Stunned, I reached for my backpack, where I kept tissues, my inhaler, and a small bottle of Benadryl. For some reason, I thought two teaspoons of Benadryl would counteract the cup of poison Paul’s mom had unwittingly given me. Denying the gravity of the situation, I told Paul the medicine would kick in and I’d be fine. I didn’t want to alarm anyone, even though my body had already gone into attack mode.
First, there was the uncontrollable sneezing. Then, as if stuck in a vice, my chest began to tighten. My lips swelled. Hives formed around every part of my body that bends—under my arms, between my fingers, behind my knees.
Rather than calling my parents or asking Paul’s mom to drive me home, I decided to walk the two blocks from Paul’s house to mine. This decision wasn’t out of character for me. I didn’t want to bother people or feel like a burden. That day, not asking for help almost killed me.
Out the door I went. It was January and the sidewalks were covered in snow, so I stayed in the street, sneezing my head off. Half a block from home, I started running and almost collapsed. Somehow I made it to my front door, barely able to speak. My mom called 911. The paramedics brought me to the emergency room where a dedicated team of doctors and nurses saved my life.
Thirteen years after the tomato soup incident, I almost died again. Struggling to find a path in life after college, I fell into a deep depression. After months of feeling sad, anxious, and hopeless, I swallowed a bunch of pills and called my mom at work to tell her I was in trouble. She rushed home, as did my father, who drove us to the emergency room where another dedicated team of doctors and nurses saved my life.
In the psych ward the next morning, I was surprised to find a carton of milk on my breakfast tray. Convinced the universe was playing a cruel joke on me, I gave it to a nurse.
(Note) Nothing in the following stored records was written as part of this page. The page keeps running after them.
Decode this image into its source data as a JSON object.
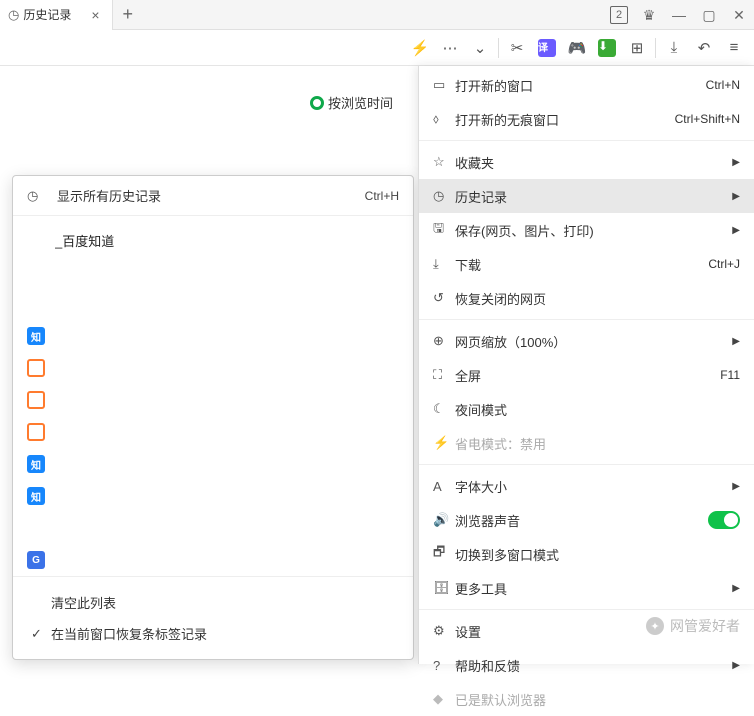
{
  "titlebar": {
    "tab_title": "历史记录",
    "tab_count": "2"
  },
  "sort_indicator": {
    "label": "按浏览时间"
  },
  "history_submenu": {
    "header_label": "显示所有历史记录",
    "header_shortcut": "Ctrl+H",
    "items": [
      {
        "favicon": "baidu",
        "title": "_百度知道"
      },
      {
        "favicon": "baidu",
        "title": ""
      },
      {
        "favicon": "baidu",
        "title": ""
      },
      {
        "favicon": "zhihu",
        "title": ""
      },
      {
        "favicon": "sogou",
        "title": ""
      },
      {
        "favicon": "sogou",
        "title": ""
      },
      {
        "favicon": "sogou",
        "title": ""
      },
      {
        "favicon": "zhihu",
        "title": ""
      },
      {
        "favicon": "zhihu",
        "title": ""
      },
      {
        "favicon": "baidu",
        "title": ""
      },
      {
        "favicon": "generic",
        "title": ""
      },
      {
        "favicon": "sogou",
        "title": ""
      }
    ],
    "footer_clear": "清空此列表",
    "footer_restore": "在当前窗口恢复条标签记录"
  },
  "main_menu": {
    "items": [
      {
        "icon": "window-icon",
        "label": "打开新的窗口",
        "shortcut": "Ctrl+N"
      },
      {
        "icon": "incognito-icon",
        "label": "打开新的无痕窗口",
        "shortcut": "Ctrl+Shift+N"
      },
      {
        "sep": true
      },
      {
        "icon": "star-icon",
        "label": "收藏夹",
        "arrow": true
      },
      {
        "icon": "clock-icon",
        "label": "历史记录",
        "arrow": true,
        "highlight": true
      },
      {
        "icon": "save-icon",
        "label": "保存(网页、图片、打印)",
        "arrow": true
      },
      {
        "icon": "download-icon",
        "label": "下载",
        "shortcut": "Ctrl+J"
      },
      {
        "icon": "restore-icon",
        "label": "恢复关闭的网页"
      },
      {
        "sep": true
      },
      {
        "icon": "zoom-icon",
        "label": "网页缩放（100%）",
        "arrow": true
      },
      {
        "icon": "fullscreen-icon",
        "label": "全屏",
        "shortcut": "F11"
      },
      {
        "icon": "moon-icon",
        "label": "夜间模式"
      },
      {
        "icon": "plug-icon",
        "label": "省电模式：禁用",
        "disabled": true
      },
      {
        "sep": true
      },
      {
        "icon": "font-icon",
        "label": "字体大小",
        "arrow": true
      },
      {
        "icon": "sound-icon",
        "label": "浏览器声音",
        "toggle": true
      },
      {
        "icon": "multiwindow-icon",
        "label": "切换到多窗口模式"
      },
      {
        "icon": "tools-icon",
        "label": "更多工具",
        "arrow": true
      },
      {
        "sep": true
      },
      {
        "icon": "settings-icon",
        "label": "设置"
      },
      {
        "icon": "help-icon",
        "label": "帮助和反馈",
        "arrow": true
      },
      {
        "icon": "default-browser-icon",
        "label": "已是默认浏览器",
        "disabled": true
      }
    ]
  },
  "watermark": {
    "text": "网管爱好者"
  }
}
“This could kill me,” I said.
The staff probably thought I was paranoid, but I was thinking clearly. Kind words from an ER nurse who cared for me the day before had struck a chord.
“You’re so young,” she said. “You have so much to look forward to.”
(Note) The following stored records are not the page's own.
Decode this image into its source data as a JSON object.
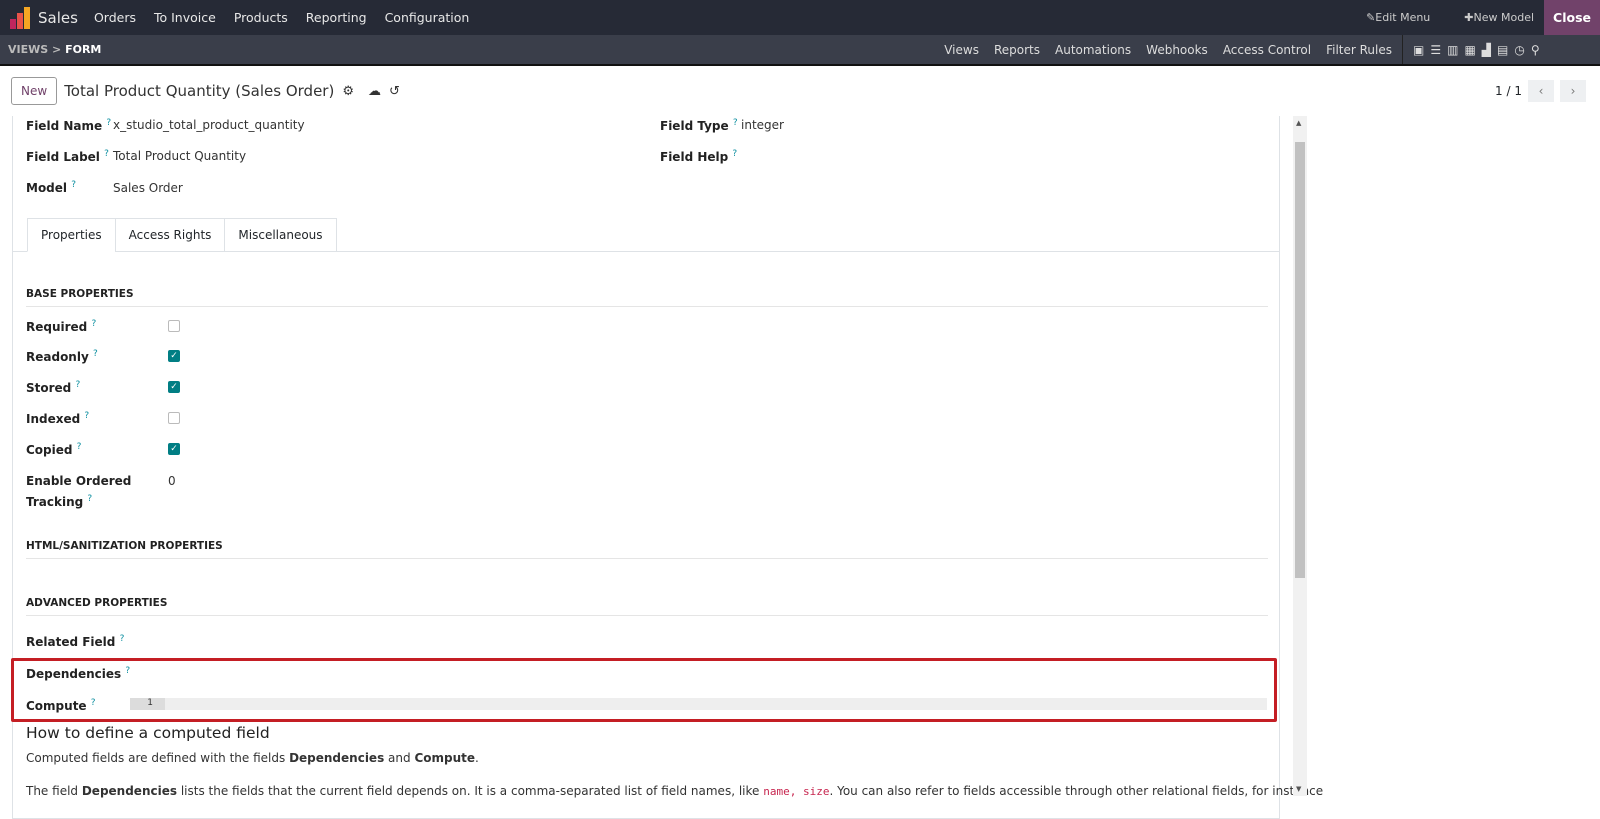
{
  "topnav": {
    "app": "Sales",
    "menus": [
      "Orders",
      "To Invoice",
      "Products",
      "Reporting",
      "Configuration"
    ],
    "edit_menu": "Edit Menu",
    "new_model": "New Model",
    "close": "Close"
  },
  "subnav": {
    "crumb_parent": "VIEWS",
    "crumb_sep": ">",
    "crumb_current": "FORM",
    "links": [
      "Views",
      "Reports",
      "Automations",
      "Webhooks",
      "Access Control",
      "Filter Rules"
    ]
  },
  "control": {
    "new_label": "New",
    "title": "Total Product Quantity (Sales Order)",
    "pager": "1 / 1"
  },
  "fields": {
    "field_name_label": "Field Name",
    "field_name": "x_studio_total_product_quantity",
    "field_label_label": "Field Label",
    "field_label": "Total Product Quantity",
    "model_label": "Model",
    "model": "Sales Order",
    "field_type_label": "Field Type",
    "field_type": "integer",
    "field_help_label": "Field Help",
    "help_mark": "?"
  },
  "tabs": [
    "Properties",
    "Access Rights",
    "Miscellaneous"
  ],
  "base": {
    "title": "BASE PROPERTIES",
    "required": "Required",
    "readonly": "Readonly",
    "stored": "Stored",
    "indexed": "Indexed",
    "copied": "Copied",
    "tracking_1": "Enable Ordered",
    "tracking_2": "Tracking",
    "tracking_value": "0",
    "checks": {
      "required": false,
      "readonly": true,
      "stored": true,
      "indexed": false,
      "copied": true
    }
  },
  "html_title": "HTML/SANITIZATION PROPERTIES",
  "advanced": {
    "title": "ADVANCED PROPERTIES",
    "related": "Related Field",
    "dependencies": "Dependencies",
    "compute": "Compute",
    "line_no": "1"
  },
  "help": {
    "heading": "How to define a computed field",
    "p1_a": "Computed fields are defined with the fields ",
    "p1_b": "Dependencies",
    "p1_c": " and ",
    "p1_d": "Compute",
    "p1_e": ".",
    "p2_a": "The field ",
    "p2_b": "Dependencies",
    "p2_c": " lists the fields that the current field depends on. It is a comma-separated list of field names, like ",
    "p2_code": "name, size",
    "p2_d": ". You can also refer to fields accessible through other relational fields, for instance"
  }
}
I did have a lot to look forward to, and thanks to her, I still do.
I know I’m a sensitive person. I haven’t outgrown my milk allergy and I’m still in treatment for depression. Sometimes I think I’m weak or damaged. In truth, I’m a survivor of two potentially life-threatening medical conditions.
My mom taught me to be kind towards others. With the love and support of family, friends, doctors, nurses, and therapists, I’m learning how to show myself kindness. Dare I say, the milk of human kindness.